Data about app and page elements:

_ _ _ _ _ _ _

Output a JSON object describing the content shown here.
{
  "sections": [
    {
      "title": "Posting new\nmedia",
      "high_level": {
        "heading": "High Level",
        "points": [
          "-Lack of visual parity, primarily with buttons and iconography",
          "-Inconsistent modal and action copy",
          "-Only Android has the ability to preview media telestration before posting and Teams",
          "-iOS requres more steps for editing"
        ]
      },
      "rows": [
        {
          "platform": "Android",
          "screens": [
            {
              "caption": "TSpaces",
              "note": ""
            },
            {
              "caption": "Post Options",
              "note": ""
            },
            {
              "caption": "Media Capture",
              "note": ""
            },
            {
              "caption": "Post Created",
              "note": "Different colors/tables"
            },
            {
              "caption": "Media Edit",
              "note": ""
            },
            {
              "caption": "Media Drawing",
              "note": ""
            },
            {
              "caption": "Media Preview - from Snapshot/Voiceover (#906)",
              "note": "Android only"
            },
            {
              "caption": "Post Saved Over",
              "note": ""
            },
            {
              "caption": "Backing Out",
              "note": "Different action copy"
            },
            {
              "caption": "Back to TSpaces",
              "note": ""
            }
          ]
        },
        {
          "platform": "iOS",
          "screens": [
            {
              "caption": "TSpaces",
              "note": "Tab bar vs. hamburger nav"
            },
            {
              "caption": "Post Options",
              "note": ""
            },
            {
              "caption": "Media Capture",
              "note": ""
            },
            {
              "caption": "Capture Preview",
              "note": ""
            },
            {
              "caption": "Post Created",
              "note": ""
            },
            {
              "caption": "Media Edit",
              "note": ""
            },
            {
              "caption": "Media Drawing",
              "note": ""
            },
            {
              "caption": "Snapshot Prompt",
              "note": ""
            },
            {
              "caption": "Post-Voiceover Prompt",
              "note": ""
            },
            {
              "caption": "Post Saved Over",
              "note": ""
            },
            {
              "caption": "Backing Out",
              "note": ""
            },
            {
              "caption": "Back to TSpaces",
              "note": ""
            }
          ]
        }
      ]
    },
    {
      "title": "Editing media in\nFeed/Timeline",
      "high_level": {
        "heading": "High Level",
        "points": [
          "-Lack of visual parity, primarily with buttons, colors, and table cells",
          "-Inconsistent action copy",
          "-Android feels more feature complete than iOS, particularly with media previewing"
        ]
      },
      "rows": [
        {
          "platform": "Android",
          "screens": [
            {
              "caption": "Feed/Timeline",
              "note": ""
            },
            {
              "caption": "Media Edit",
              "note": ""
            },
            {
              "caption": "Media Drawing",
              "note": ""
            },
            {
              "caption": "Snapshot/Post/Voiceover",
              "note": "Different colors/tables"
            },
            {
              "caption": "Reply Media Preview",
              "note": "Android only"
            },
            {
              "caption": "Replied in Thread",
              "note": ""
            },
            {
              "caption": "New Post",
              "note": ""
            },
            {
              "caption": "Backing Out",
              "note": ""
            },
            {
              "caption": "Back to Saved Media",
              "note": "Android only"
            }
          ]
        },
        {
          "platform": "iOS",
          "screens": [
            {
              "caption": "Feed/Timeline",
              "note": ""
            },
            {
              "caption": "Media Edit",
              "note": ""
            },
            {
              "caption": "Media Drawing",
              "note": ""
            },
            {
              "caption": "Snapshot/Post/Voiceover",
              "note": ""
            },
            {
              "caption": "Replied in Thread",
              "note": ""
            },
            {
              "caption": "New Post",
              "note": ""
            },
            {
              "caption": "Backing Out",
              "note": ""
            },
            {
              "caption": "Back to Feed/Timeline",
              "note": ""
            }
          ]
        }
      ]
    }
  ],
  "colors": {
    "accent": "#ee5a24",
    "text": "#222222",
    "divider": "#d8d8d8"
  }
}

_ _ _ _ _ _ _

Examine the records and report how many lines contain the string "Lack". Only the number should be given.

2